### Given entries
[Start of section]
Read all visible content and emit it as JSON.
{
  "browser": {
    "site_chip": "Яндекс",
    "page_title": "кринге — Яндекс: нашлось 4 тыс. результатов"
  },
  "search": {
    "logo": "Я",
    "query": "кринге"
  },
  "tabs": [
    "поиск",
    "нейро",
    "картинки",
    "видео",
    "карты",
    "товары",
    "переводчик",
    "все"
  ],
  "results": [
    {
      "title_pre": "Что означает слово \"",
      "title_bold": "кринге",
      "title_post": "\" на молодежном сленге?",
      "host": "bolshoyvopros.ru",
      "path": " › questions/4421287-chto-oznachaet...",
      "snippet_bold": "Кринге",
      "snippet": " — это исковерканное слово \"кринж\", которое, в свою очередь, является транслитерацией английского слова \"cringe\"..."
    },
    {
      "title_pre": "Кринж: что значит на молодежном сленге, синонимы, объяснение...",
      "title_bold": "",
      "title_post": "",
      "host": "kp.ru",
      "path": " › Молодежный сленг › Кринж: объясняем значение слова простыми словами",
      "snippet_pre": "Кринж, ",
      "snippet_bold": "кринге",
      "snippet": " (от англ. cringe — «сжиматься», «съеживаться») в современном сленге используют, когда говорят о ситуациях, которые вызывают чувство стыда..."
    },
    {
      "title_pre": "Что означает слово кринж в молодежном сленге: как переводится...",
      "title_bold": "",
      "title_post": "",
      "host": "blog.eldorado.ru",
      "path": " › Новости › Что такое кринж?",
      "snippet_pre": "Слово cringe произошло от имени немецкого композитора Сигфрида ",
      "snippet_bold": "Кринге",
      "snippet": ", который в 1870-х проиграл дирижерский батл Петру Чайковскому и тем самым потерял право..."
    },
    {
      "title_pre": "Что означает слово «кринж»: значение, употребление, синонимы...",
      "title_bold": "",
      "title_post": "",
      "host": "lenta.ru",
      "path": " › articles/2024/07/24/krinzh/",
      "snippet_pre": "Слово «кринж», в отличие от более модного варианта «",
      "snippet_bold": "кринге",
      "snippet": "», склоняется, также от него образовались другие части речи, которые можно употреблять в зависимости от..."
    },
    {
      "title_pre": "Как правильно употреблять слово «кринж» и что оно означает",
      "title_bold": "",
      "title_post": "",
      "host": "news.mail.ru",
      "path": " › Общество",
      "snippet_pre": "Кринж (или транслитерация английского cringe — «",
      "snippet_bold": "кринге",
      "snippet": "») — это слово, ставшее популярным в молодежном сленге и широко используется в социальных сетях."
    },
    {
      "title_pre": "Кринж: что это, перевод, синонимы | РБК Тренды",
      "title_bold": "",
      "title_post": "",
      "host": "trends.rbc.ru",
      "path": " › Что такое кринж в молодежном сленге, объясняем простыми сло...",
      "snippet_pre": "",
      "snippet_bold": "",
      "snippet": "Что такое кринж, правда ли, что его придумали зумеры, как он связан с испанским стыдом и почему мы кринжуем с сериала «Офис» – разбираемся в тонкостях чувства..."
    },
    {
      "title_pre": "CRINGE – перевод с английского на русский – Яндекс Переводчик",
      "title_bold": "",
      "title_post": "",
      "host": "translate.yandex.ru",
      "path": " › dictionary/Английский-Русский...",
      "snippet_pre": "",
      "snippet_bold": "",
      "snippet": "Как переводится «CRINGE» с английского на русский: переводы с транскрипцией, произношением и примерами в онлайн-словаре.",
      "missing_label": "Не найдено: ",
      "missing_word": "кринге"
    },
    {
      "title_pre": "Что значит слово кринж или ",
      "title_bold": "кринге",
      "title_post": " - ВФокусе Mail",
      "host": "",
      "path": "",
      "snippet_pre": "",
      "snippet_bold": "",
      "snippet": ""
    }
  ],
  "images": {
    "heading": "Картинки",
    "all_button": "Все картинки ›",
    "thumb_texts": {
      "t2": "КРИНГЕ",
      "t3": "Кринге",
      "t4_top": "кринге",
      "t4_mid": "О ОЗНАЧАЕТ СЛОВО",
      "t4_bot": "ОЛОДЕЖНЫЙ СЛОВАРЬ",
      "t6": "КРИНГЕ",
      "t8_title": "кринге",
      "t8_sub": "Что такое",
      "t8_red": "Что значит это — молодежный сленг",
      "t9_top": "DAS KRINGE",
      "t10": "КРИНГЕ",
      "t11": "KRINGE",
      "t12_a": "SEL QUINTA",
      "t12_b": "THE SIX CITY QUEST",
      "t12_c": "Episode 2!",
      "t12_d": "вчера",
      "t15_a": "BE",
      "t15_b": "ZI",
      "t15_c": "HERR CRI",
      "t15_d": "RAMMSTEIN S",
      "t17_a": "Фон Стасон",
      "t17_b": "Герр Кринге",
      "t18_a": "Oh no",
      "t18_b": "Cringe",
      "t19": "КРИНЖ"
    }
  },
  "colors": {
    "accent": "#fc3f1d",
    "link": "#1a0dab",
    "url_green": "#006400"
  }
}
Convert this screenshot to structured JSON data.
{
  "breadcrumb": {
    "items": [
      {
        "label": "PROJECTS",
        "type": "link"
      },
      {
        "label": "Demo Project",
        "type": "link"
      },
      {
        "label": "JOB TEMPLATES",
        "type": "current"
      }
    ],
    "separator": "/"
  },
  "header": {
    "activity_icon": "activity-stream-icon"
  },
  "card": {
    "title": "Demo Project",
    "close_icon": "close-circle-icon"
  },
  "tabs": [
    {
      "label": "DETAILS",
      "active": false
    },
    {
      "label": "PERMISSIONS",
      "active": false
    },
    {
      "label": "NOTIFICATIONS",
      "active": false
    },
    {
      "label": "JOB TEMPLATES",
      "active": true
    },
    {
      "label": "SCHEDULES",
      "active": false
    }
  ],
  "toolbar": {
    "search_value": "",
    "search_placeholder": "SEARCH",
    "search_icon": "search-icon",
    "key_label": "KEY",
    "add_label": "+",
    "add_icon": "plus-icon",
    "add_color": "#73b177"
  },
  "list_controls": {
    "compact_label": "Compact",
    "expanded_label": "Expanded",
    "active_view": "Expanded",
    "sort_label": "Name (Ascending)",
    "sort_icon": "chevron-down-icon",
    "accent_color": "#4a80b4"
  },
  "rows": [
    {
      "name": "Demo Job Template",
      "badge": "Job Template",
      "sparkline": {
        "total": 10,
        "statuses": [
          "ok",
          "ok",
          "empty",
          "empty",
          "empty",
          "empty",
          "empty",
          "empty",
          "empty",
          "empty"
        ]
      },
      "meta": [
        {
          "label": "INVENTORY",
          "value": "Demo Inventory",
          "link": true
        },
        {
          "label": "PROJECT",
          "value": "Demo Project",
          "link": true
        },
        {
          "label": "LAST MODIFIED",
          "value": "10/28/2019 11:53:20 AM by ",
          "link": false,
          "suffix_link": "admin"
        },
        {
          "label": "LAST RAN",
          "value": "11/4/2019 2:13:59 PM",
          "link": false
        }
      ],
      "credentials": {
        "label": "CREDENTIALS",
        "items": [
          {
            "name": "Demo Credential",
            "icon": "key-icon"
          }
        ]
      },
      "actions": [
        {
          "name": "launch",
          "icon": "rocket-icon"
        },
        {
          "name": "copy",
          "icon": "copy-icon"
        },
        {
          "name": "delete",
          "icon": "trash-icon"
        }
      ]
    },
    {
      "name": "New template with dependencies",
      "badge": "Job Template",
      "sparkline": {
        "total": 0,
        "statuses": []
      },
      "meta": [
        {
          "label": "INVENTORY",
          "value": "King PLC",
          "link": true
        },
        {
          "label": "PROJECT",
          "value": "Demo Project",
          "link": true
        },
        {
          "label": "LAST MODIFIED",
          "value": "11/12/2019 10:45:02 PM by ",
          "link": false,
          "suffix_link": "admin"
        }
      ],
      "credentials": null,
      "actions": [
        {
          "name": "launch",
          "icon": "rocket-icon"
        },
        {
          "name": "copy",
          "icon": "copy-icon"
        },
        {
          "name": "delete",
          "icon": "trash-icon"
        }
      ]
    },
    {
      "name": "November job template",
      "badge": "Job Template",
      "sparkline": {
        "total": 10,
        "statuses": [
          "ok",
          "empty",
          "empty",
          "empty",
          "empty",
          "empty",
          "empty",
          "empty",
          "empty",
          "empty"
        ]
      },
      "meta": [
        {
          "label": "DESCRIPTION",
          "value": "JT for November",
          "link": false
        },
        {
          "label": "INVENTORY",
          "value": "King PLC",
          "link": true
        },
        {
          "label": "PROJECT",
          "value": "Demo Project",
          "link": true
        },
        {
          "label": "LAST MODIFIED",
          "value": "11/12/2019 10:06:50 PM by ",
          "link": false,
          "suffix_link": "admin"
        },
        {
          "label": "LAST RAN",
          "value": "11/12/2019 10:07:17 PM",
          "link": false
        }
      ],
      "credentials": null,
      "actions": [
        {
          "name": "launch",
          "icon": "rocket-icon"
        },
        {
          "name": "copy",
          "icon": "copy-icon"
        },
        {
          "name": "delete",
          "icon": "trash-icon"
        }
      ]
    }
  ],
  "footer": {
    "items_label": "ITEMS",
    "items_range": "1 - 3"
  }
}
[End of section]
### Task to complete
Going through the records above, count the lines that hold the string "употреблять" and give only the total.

### Answer
2